The Shoe Story (for Runners)

Ten years ago, research showed that there was no evidence to show that modern running shoes prevented injuries, and such shoes should be considered “unproven technology with the potential to cause harm.”  Then in 2009,the rise in barefoot or “minimalist” running created the thinking that more traditional runners were not as good, as the minimalist shoe would make a runner adopt a more natural gait pattern.

As years go on, there is still no evidence to speak about how running shoes prevent injury—and that goes for traditional shoes, minimalist shoes, the super-cushioned maximalist shoes,or even that you should simply choose a shoe based on comfort.

The false argument that exists for the newer maximalist model states that since there is no evidence around more traditional shoes, then the newer version must be better. Also, the thinking that a more natural foot motion is best, as represented by the minimalist model, is also not backed up by evidence.  Plenty of people who properly train in these shoes report injuries.

Some researchers have argued that the best way to choose a shoe is comfort, and that your own legs have a unique“preferred movement path” that will minimize injury. There are plenty of studies that show how different types of shoes, or no shoes at all,affect the way your joints move and the forces that impact them – but no one can say if those changes actually affect injury rates.

What research actually does show is some of the best ways to avoid injury are to be cautious about how to increase the training load, and maybe to make small adjustments in running form to avoid problems such as excessive braking with muscles on the front of the thigh. 

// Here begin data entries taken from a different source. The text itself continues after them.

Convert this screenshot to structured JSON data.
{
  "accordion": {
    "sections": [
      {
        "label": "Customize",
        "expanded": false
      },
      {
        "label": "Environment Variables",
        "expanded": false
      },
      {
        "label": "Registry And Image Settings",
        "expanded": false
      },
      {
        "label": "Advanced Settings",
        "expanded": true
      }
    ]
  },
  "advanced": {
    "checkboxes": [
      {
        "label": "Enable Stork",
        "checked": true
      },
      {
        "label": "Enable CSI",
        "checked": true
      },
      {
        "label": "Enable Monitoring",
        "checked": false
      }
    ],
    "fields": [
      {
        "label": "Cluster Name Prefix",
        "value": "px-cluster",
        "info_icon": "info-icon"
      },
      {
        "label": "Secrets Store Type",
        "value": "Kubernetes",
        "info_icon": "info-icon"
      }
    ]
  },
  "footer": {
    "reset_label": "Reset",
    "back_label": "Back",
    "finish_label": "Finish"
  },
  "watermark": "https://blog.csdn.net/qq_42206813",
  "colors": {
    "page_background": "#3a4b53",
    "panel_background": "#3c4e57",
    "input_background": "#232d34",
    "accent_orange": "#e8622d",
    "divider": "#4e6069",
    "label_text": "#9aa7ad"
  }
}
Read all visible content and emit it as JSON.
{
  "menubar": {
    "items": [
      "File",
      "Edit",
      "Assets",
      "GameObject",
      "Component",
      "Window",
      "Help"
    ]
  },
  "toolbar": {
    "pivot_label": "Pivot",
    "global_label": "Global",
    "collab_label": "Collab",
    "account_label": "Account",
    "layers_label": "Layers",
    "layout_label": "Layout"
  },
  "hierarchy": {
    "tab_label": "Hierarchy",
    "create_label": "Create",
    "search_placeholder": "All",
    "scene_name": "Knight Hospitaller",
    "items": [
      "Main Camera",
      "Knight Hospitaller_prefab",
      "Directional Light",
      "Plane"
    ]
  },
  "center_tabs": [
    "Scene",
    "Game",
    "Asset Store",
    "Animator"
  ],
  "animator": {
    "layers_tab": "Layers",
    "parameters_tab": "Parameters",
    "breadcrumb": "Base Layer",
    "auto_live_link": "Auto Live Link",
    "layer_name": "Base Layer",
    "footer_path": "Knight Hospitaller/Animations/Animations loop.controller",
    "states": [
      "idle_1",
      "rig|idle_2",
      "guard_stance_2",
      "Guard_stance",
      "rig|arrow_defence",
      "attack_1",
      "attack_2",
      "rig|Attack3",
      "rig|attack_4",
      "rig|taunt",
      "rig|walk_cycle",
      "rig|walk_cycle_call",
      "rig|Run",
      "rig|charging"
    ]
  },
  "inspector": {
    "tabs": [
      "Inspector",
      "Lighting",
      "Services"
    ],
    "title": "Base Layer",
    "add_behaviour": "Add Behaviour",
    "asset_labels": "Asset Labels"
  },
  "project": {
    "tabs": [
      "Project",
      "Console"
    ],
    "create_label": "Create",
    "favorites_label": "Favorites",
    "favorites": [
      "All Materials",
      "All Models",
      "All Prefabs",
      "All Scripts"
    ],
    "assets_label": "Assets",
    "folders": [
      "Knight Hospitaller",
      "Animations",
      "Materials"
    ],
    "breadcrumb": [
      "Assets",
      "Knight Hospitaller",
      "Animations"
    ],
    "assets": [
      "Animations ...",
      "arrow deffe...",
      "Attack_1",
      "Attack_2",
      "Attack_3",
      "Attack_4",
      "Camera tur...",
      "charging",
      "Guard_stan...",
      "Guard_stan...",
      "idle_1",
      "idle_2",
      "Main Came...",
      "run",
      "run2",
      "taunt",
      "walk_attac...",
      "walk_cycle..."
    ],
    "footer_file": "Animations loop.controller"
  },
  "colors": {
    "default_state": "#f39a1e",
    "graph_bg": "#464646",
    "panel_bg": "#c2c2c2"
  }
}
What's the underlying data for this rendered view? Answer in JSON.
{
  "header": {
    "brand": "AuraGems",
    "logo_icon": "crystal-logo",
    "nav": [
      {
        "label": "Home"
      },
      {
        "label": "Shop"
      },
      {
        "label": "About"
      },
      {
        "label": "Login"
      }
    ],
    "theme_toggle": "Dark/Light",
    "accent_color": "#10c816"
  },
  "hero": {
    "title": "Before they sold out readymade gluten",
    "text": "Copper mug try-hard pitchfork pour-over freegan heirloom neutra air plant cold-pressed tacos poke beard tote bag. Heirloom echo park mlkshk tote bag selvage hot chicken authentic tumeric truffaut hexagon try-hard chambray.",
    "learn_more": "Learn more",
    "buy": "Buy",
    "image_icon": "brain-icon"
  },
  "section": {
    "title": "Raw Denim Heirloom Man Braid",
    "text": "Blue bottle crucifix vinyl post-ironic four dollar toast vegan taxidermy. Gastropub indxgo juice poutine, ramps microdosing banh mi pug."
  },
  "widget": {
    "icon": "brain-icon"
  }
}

Someone newer to running might want to try on several different shoes at their local running store to find what feels best. Running shoes should not have a “breaking in” period, so if they aren’t comfortable right out of the gate, then try a different make or model that feels good to run right away. Check with your physiotherapist for specific exercises or gait analysis to help you build up some miles safely and stay injury-free!